> **WHAT THE EXERCISE ASKS**:
Look for the word "JSON" in the entries and copy every line where it shows up.

(Entries from a dataset of interfaces)

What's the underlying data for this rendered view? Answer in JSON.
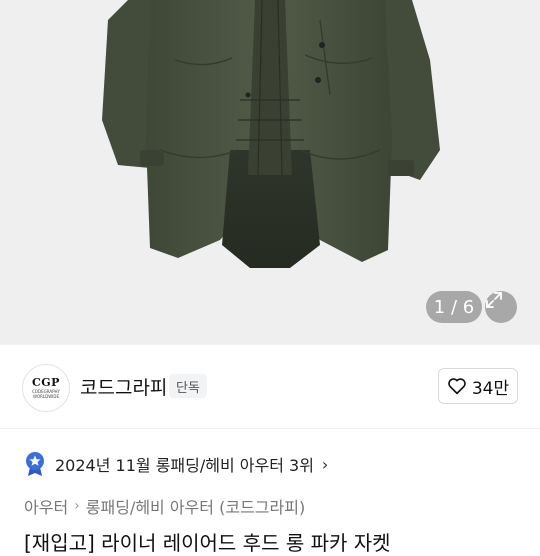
{
  "gallery": {
    "counter": "1 / 6",
    "expand_icon": "expand-icon"
  },
  "seller": {
    "logo_text": "CGP",
    "logo_subtext": "CODEGRAPHY WORLDWIDE",
    "name": "코드그라피",
    "badge": "단독",
    "like_icon": "heart-outline-icon",
    "like_count": "34만"
  },
  "ranking": {
    "medal_icon": "medal-star-icon",
    "text": "2024년 11월 롱패딩/헤비 아우터 3위",
    "chevron": "›"
  },
  "breadcrumb": {
    "items": [
      "아우터",
      "롱패딩/헤비 아우터 (코드그라피)"
    ],
    "separator": "›"
  },
  "product": {
    "title": "[재입고] 라이너 레이어드 후드 롱 파카 자켓"
  },
  "colors": {
    "primary_text": "#111111",
    "muted_text": "#777777",
    "medal_blue": "#3b6fd8",
    "product_green": "#4b5442"
  }
}
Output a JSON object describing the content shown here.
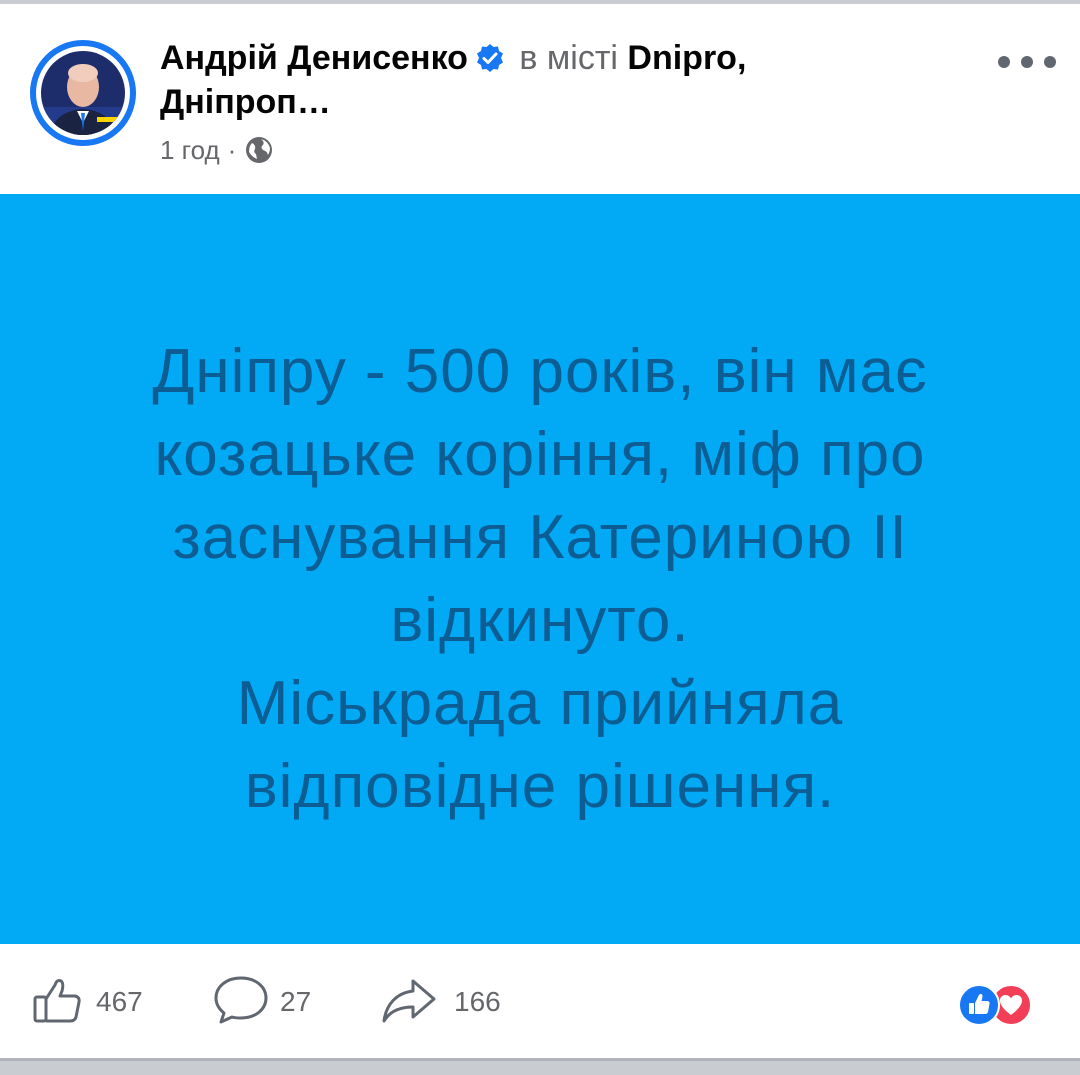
{
  "post": {
    "author": "Андрій Денисенко",
    "location_prefix": "в місті",
    "location_name": "Dnipro,",
    "region": "Дніпроп…",
    "time": "1 год",
    "separator": "·",
    "privacy_icon": "globe-icon",
    "verified_icon": "verified-badge-icon",
    "more_icon": "more-options-icon"
  },
  "content": {
    "background_color": "#02a9f4",
    "text_color": "#0b5d93",
    "lines": [
      "Дніпру - 500 років, він має",
      "козацьке коріння, міф про",
      "заснування Катериною ІІ",
      "відкинуто.",
      "Міськрада прийняла",
      "відповідне рішення."
    ]
  },
  "footer": {
    "likes": "467",
    "comments": "27",
    "shares": "166",
    "like_icon": "thumbs-up-icon",
    "comment_icon": "comment-bubble-icon",
    "share_icon": "share-arrow-icon",
    "reactions": [
      "like-reaction-icon",
      "love-reaction-icon"
    ]
  },
  "colors": {
    "verified": "#1877f2",
    "like_reaction": "#1877f2",
    "love_reaction": "#f33e58"
  }
}
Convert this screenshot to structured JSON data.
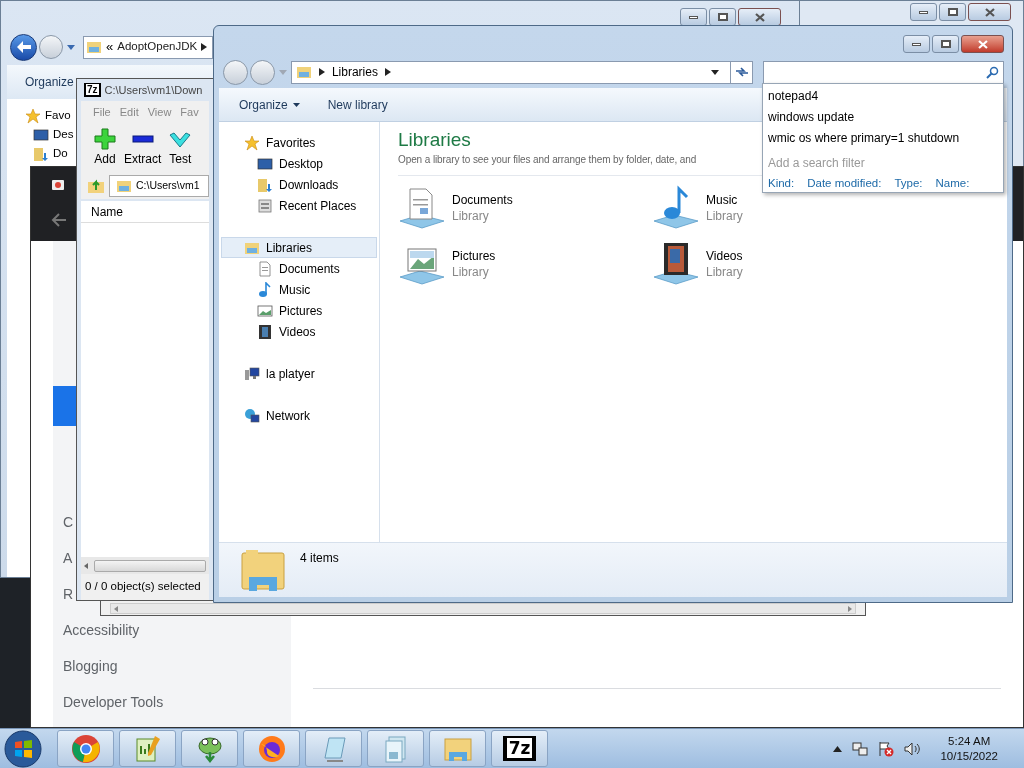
{
  "back_explorer": {
    "address_prefix": "«",
    "address": "AdoptOpenJDK",
    "toolbar": [
      "Organize"
    ],
    "sidebar": [
      {
        "label": "Favo",
        "kind": "star"
      },
      {
        "label": "Des",
        "kind": "desktop"
      },
      {
        "label": "Do",
        "kind": "downloads"
      }
    ]
  },
  "browser": {
    "sidebar": [
      {
        "label": "C"
      },
      {
        "label": "A"
      },
      {
        "label": "R"
      },
      {
        "label": "Accessibility"
      },
      {
        "label": "Blogging"
      },
      {
        "label": "Developer Tools"
      }
    ]
  },
  "sevenzip": {
    "logo": "7z",
    "title": "C:\\Users\\vm1\\Down",
    "menu": [
      "File",
      "Edit",
      "View",
      "Fav"
    ],
    "toolbar": [
      {
        "kind": "add",
        "label": "Add"
      },
      {
        "kind": "extract",
        "label": "Extract"
      },
      {
        "kind": "test",
        "label": "Test"
      }
    ],
    "path": "C:\\Users\\vm1",
    "column": "Name",
    "status": "0 / 0 object(s) selected"
  },
  "explorer": {
    "breadcrumb": "Libraries",
    "toolbar": [
      {
        "label": "Organize",
        "menu": true
      },
      {
        "label": "New library",
        "menu": false
      }
    ],
    "sidebar": [
      {
        "label": "Favorites",
        "kind": "star",
        "selected": false,
        "children": [
          {
            "label": "Desktop",
            "kind": "desktop",
            "selected": false
          },
          {
            "label": "Downloads",
            "kind": "downloads",
            "selected": false
          },
          {
            "label": "Recent Places",
            "kind": "recent",
            "selected": false
          }
        ]
      },
      {
        "label": "Libraries",
        "kind": "libraries",
        "selected": true,
        "children": [
          {
            "label": "Documents",
            "kind": "documents",
            "selected": false
          },
          {
            "label": "Music",
            "kind": "music",
            "selected": false
          },
          {
            "label": "Pictures",
            "kind": "pictures",
            "selected": false
          },
          {
            "label": "Videos",
            "kind": "videos",
            "selected": false
          }
        ]
      },
      {
        "label": "la platyer",
        "kind": "computer",
        "selected": false
      },
      {
        "label": "Network",
        "kind": "network",
        "selected": false
      }
    ],
    "heading": "Libraries",
    "description": "Open a library to see your files and arrange them by folder, date, and",
    "libraries": [
      {
        "name": "Documents",
        "type": "Library",
        "kind": "documents"
      },
      {
        "name": "Music",
        "type": "Library",
        "kind": "music"
      },
      {
        "name": "Pictures",
        "type": "Library",
        "kind": "pictures"
      },
      {
        "name": "Videos",
        "type": "Library",
        "kind": "videos"
      }
    ],
    "status": "4 items"
  },
  "search_dropdown": {
    "history": [
      "notepad4",
      "windows update",
      "wmic os where primary=1 shutdown"
    ],
    "filter_hint": "Add a search filter",
    "filters": [
      "Kind:",
      "Date modified:",
      "Type:",
      "Name:"
    ]
  },
  "taskbar": {
    "apps": [
      {
        "kind": "chrome"
      },
      {
        "kind": "notepadpp"
      },
      {
        "kind": "chameleon"
      },
      {
        "kind": "firefox"
      },
      {
        "kind": "notepad"
      },
      {
        "kind": "documents"
      },
      {
        "kind": "explorer"
      },
      {
        "kind": "sevenzip",
        "label": "7z"
      }
    ],
    "time": "5:24 AM",
    "date": "10/15/2022"
  }
}
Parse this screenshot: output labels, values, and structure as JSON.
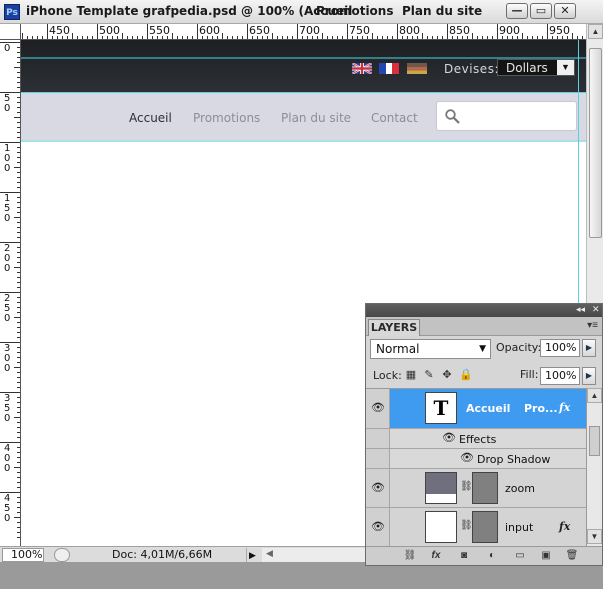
{
  "window": {
    "title": "iPhone Template grafpedia.psd @ 100% (Accueil",
    "title_suffix_items": [
      "Promotions",
      "Plan du site"
    ],
    "buttons": {
      "minimize": "—",
      "restore": "▭",
      "close": "✕"
    }
  },
  "app_icon": "Ps",
  "ruler_top": {
    "labels": [
      "450",
      "500",
      "550",
      "600",
      "650",
      "700",
      "750",
      "800",
      "850",
      "900",
      "950"
    ]
  },
  "ruler_left": {
    "labels": [
      "0",
      "50",
      "100",
      "150",
      "200",
      "250",
      "300",
      "350",
      "400",
      "450"
    ]
  },
  "canvas": {
    "flags": [
      "uk-flag",
      "fr-flag",
      "de-flag"
    ],
    "devises_label": "Devises:",
    "currency_value": "Dollars",
    "nav": [
      "Accueil",
      "Promotions",
      "Plan du site",
      "Contact"
    ],
    "search_icon": "search-icon",
    "colors": {
      "topbar": "#23262b",
      "navbar": "#d9d9e4",
      "guide": "#5ad0e0",
      "nav_active": "#2e2e38",
      "nav_inactive": "#8d8d99"
    }
  },
  "status": {
    "zoom": "100%",
    "doc": "Doc: 4,01M/6,66M"
  },
  "layers_panel": {
    "tab": "LAYERS",
    "blend_mode": "Normal",
    "opacity_label": "Opacity:",
    "opacity_value": "100%",
    "lock_label": "Lock:",
    "fill_label": "Fill:",
    "fill_value": "100%",
    "layers": [
      {
        "name": "Accueil",
        "extra": "Pro...",
        "type": "text",
        "selected": true,
        "fx": "fx"
      },
      {
        "name": "Effects",
        "type": "effects"
      },
      {
        "name": "Drop Shadow",
        "type": "effect-item"
      },
      {
        "name": "zoom",
        "type": "shape"
      },
      {
        "name": "input",
        "type": "shape",
        "fx": "fx"
      }
    ],
    "thumb_letter": "T",
    "selected_color": "#3f9bf0"
  }
}
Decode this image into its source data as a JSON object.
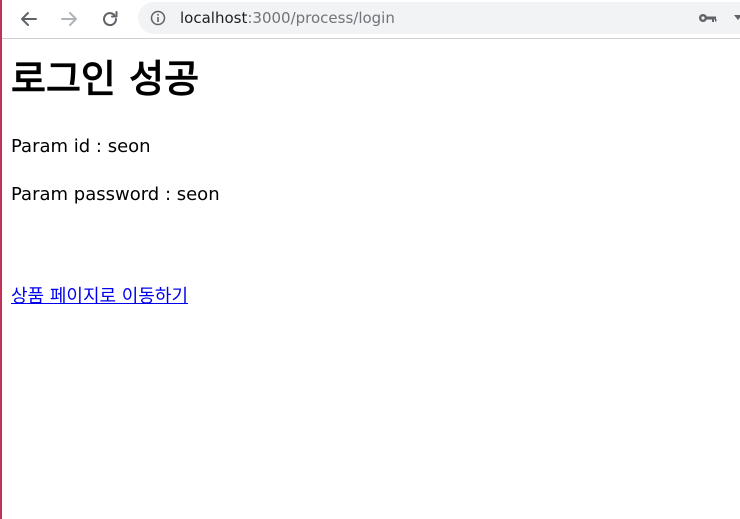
{
  "browser": {
    "url_host": "localhost",
    "url_rest": ":3000/process/login",
    "back_icon": "back-arrow-icon",
    "forward_icon": "forward-arrow-icon",
    "reload_icon": "reload-icon",
    "info_icon": "info-icon",
    "key_icon": "key-icon"
  },
  "page": {
    "title": "로그인 성공",
    "param_id_label": "Param id : ",
    "param_id_value": "seon",
    "param_password_label": "Param password : ",
    "param_password_value": "seon",
    "link_text": "상품 페이지로 이동하기"
  },
  "colors": {
    "link": "#0000ee",
    "frame_border": "#c0325a",
    "omnibox_bg": "#f1f3f4"
  }
}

> **ANSWER FOR THE TASK**:
What's the underlying data for this rendered view? Answer in JSON.
Output a JSON object describing the content shown here.
Convert this screenshot to structured JSON data.
Parse this screenshot: output labels, values, and structure as JSON.
Decode this image into its source data as a JSON object.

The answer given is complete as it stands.